On Tuesday, it was announced that the Empire actress will be testifying in front of the Congressional Black Caucus (CBC) Taskforce at the “Mental Health in the Black Community” forum on Friday, June 7. The hearing will focus on Henson’s perspective in dealing with mental health and why talking about the issue will benefit the Black community.
Henson, who has been vocal about her personal struggles with depression and anxiety, will support her foundation’s fight to end the stigma of mental illness by publicly speaking during the Can We Talk? Conference and Benefit Dinner in Washington D.C. on June 7-9.
The Congressional Black Caucus Taskforce, led by New Jersey Congresswoman Bonnie Watson Coleman, was launched on April 30 and is dedicated to compiling research towards addressing the issue of Black youth suicide and creating better access to mental health.

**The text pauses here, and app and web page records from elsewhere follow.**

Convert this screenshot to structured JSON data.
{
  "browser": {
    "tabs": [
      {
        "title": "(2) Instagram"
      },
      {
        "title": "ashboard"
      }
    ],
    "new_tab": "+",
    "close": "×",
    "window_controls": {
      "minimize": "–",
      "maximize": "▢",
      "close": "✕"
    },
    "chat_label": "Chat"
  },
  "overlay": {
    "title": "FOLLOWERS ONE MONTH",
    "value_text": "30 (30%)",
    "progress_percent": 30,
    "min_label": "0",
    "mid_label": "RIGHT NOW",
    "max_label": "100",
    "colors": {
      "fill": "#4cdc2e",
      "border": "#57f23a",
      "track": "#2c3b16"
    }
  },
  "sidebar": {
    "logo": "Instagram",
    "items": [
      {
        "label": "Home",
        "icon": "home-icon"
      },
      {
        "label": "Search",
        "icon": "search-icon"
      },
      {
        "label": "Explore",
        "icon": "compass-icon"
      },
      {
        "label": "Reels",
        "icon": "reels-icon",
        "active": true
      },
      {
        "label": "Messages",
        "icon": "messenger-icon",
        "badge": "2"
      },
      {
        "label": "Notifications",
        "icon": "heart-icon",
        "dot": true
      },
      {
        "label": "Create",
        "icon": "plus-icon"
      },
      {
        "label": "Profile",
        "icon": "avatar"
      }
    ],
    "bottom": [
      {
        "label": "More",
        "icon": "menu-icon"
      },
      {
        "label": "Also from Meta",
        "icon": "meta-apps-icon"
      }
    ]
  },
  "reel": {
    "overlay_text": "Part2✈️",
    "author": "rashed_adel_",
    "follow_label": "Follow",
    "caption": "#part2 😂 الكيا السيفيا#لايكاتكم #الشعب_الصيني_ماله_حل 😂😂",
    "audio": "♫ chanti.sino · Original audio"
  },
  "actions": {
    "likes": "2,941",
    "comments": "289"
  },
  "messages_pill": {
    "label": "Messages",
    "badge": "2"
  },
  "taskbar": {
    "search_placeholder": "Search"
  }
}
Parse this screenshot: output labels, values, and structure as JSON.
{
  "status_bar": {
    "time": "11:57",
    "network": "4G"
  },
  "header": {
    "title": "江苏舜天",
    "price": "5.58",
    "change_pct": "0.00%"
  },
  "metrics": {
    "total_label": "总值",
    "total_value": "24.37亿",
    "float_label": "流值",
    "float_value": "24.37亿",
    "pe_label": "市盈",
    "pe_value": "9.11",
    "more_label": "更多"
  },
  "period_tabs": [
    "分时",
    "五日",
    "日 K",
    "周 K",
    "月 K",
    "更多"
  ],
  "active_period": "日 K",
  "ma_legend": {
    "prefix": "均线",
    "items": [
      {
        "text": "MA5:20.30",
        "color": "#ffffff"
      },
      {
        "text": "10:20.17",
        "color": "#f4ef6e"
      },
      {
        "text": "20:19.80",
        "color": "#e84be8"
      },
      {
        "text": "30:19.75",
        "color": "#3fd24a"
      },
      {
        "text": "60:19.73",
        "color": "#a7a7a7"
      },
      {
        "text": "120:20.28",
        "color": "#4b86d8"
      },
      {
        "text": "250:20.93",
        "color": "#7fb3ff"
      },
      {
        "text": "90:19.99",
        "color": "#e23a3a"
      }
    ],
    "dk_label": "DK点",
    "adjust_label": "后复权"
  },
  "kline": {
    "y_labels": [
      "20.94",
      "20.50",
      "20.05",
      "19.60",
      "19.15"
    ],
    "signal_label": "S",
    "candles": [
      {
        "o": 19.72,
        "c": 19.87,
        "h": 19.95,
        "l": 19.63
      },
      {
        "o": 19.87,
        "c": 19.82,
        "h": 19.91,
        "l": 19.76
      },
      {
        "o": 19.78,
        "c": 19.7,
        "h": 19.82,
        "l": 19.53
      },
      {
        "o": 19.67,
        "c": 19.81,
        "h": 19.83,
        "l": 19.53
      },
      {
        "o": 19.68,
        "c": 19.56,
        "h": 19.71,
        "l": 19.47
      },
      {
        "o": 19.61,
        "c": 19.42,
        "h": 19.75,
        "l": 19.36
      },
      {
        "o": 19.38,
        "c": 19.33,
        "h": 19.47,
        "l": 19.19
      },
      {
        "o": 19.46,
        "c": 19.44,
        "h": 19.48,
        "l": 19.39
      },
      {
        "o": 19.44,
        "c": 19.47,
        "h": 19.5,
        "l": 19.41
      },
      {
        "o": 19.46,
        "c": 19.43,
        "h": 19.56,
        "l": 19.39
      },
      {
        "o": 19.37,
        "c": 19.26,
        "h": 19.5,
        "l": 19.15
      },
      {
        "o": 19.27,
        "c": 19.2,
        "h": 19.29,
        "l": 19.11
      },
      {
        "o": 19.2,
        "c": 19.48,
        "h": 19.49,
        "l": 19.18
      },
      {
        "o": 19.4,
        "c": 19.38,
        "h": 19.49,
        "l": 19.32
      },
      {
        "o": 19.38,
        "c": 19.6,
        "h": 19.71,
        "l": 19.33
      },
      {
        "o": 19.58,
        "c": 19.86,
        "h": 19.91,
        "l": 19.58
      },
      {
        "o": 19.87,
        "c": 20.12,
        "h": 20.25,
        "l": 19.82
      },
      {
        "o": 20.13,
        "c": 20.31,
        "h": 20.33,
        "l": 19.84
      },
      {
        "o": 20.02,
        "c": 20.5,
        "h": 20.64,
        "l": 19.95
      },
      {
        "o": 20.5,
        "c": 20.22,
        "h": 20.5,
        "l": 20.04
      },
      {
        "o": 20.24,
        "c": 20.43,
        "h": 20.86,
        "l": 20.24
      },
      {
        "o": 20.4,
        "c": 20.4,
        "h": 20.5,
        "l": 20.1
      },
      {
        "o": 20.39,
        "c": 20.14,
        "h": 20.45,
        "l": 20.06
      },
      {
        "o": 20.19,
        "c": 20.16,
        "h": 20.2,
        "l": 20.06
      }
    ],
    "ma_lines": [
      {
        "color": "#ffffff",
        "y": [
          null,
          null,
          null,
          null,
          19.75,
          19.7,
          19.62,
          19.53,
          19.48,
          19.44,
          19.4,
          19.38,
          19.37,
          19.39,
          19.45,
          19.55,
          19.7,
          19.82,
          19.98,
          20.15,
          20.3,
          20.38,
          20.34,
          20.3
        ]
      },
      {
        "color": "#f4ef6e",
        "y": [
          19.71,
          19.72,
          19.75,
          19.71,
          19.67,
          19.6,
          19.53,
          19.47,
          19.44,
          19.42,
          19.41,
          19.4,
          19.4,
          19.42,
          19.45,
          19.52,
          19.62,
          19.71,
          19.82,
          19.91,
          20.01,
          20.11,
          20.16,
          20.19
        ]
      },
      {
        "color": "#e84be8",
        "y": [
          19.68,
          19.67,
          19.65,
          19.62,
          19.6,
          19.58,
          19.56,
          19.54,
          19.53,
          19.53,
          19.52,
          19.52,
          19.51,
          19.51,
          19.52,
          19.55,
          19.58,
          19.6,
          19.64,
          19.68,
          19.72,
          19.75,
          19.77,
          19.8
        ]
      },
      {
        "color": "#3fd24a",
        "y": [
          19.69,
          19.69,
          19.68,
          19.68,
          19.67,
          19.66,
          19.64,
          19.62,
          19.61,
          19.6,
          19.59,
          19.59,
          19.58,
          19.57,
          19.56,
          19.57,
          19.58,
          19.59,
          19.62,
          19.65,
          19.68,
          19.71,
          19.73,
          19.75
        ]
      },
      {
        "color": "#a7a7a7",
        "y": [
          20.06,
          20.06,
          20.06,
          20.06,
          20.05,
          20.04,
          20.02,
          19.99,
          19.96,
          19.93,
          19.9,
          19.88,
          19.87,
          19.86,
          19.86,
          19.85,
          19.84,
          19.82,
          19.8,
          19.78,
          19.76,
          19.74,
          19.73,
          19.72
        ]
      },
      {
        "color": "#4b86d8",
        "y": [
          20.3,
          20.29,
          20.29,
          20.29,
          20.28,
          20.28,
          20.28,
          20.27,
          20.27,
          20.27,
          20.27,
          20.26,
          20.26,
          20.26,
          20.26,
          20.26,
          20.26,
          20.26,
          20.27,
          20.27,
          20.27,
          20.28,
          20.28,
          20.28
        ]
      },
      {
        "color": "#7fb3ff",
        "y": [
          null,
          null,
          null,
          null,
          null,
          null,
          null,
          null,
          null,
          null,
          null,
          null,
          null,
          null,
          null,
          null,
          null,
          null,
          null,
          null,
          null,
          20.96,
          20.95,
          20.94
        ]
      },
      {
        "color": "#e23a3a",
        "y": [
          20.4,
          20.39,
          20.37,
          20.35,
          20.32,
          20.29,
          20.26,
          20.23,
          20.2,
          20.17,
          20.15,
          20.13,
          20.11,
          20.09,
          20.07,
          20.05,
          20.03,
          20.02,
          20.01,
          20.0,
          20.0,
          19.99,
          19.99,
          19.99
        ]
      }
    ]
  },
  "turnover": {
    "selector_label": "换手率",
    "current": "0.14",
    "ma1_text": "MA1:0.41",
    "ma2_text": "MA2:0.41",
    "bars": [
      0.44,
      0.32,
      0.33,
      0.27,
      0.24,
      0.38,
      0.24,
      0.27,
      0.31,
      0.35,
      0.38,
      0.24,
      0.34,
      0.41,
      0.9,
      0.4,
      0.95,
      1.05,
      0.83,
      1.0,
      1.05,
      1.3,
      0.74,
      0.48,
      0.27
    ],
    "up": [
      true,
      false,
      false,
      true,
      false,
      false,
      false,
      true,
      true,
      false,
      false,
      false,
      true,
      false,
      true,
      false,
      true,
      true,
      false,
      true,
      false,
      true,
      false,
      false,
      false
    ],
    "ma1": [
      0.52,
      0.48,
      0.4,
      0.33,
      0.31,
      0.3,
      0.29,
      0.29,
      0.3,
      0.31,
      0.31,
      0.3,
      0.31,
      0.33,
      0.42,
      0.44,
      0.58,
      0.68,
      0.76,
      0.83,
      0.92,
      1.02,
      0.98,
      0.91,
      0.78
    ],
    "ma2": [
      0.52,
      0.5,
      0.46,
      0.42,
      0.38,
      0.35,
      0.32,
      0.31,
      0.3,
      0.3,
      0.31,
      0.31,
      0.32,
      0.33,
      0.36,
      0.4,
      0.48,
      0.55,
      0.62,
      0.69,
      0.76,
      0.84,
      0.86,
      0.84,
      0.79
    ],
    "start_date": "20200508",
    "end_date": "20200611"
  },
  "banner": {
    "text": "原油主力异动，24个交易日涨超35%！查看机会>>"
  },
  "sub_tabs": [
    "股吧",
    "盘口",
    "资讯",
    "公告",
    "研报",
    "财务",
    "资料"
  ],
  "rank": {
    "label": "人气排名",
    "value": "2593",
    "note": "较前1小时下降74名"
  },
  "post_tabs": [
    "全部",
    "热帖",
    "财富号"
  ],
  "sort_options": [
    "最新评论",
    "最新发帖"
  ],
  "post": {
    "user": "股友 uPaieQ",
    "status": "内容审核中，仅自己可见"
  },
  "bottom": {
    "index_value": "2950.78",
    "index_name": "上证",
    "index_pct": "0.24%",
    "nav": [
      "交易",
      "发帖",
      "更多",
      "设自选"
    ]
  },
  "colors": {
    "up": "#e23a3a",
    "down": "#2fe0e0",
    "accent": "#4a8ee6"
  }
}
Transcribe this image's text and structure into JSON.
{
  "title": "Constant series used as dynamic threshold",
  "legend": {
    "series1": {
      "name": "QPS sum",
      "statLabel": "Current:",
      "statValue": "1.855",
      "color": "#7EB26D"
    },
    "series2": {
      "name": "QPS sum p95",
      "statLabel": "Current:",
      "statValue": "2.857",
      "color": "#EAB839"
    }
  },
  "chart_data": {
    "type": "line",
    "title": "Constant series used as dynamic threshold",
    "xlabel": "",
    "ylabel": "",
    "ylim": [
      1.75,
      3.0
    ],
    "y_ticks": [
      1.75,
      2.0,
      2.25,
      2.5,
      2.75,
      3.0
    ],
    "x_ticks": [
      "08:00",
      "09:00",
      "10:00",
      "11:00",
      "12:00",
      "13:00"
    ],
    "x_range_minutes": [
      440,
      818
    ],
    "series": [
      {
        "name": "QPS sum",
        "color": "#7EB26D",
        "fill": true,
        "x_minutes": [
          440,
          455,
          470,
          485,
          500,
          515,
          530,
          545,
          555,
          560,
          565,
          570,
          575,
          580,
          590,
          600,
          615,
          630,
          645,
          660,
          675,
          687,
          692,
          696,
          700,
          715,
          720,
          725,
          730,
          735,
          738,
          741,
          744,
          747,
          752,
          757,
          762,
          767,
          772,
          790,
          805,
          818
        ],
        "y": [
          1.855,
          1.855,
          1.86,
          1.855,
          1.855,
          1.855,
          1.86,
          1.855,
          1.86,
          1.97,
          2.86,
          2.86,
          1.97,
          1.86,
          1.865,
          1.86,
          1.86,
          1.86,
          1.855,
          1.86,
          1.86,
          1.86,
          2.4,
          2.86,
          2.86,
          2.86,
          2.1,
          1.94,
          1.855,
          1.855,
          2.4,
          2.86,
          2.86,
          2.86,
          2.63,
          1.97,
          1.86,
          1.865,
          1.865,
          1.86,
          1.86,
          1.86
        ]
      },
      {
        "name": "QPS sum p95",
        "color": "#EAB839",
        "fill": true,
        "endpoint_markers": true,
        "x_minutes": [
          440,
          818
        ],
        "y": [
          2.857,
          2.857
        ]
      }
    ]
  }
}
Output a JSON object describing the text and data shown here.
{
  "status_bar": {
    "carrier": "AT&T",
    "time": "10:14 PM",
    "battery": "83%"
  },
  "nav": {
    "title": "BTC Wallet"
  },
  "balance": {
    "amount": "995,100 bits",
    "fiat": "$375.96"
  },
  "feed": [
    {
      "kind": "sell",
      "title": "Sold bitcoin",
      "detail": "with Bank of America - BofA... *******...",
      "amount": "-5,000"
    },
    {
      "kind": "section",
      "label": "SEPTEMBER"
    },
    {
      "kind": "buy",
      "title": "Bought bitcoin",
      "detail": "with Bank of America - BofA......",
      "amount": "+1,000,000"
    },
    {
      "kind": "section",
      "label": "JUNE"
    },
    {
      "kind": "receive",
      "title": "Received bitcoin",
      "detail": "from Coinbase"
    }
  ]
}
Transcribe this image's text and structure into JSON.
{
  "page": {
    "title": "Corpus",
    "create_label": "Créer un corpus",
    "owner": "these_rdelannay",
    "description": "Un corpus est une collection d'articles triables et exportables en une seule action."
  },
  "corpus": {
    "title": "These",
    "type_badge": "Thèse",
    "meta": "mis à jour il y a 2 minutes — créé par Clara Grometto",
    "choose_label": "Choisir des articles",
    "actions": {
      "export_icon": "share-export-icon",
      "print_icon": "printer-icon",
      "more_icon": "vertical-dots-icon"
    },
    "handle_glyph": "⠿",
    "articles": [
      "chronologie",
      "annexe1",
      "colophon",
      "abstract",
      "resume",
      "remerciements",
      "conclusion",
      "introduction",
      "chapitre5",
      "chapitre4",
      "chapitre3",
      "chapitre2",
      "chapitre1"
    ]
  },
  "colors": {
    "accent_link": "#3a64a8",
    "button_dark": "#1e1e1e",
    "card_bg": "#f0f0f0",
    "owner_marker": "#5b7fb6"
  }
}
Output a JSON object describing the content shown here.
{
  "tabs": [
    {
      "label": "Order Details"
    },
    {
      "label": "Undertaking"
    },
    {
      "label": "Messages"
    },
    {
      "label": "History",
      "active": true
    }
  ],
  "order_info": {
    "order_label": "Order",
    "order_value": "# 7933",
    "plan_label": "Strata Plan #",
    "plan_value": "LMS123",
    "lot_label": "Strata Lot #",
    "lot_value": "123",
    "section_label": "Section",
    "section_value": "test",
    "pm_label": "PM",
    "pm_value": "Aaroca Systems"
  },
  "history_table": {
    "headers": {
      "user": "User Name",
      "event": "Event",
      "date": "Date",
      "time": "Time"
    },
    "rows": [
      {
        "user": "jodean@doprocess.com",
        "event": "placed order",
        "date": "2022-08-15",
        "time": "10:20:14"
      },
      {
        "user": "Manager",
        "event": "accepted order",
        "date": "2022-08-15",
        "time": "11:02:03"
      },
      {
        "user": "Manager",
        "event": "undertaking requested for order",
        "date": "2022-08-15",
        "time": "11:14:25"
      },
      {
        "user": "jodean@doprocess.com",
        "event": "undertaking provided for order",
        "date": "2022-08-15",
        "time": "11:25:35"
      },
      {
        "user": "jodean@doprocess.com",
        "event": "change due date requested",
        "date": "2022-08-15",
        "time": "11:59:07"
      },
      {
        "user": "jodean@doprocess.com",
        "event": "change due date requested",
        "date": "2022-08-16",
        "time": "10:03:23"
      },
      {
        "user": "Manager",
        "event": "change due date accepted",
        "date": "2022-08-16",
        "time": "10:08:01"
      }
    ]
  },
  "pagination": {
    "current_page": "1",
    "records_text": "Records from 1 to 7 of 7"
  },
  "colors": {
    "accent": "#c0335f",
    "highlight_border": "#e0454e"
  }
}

“This is an incredible opportunity to address the people who can not only help shine a light on this devastating problem in our community, but who also have the power and resources to help us truly make a difference in young Black lives,” the star said in a statement.
“It is an honor to have the support and attention of members of Congress who are truly invested in working towards a solution,” she added.
Henson founded her nonprofit in 2018, naming it after her father, Boris Lawrence Henson, who struggled with mental health challenges as a result of his tour of duty in the Vietnam War.
The summit will kick off June 7 with a 300-person benefit dinner with a keynote address delivered by Dr. Altha J. Stewart, the first African-American to be named President of the American Psychiatric Association.
Proceeds from the benefit will go towards BLHF’s “You Got This!” Fundraising Campaign in an effort to support access to therapy for African-Americans who may not have the means to cover expenses.
The Oscar-nominated actress recently opened up to Variety about her own struggles, revealing the lack of Black mental health professionals is what pushed her to start her foundation.
“You can talk to your friends, but you need a professional who can give you exercises,” she said. “So that when you’re on the ledge, you have things to say to yourself that will get you off that ledge and past your weakest moments.”
Photo Credit: Variety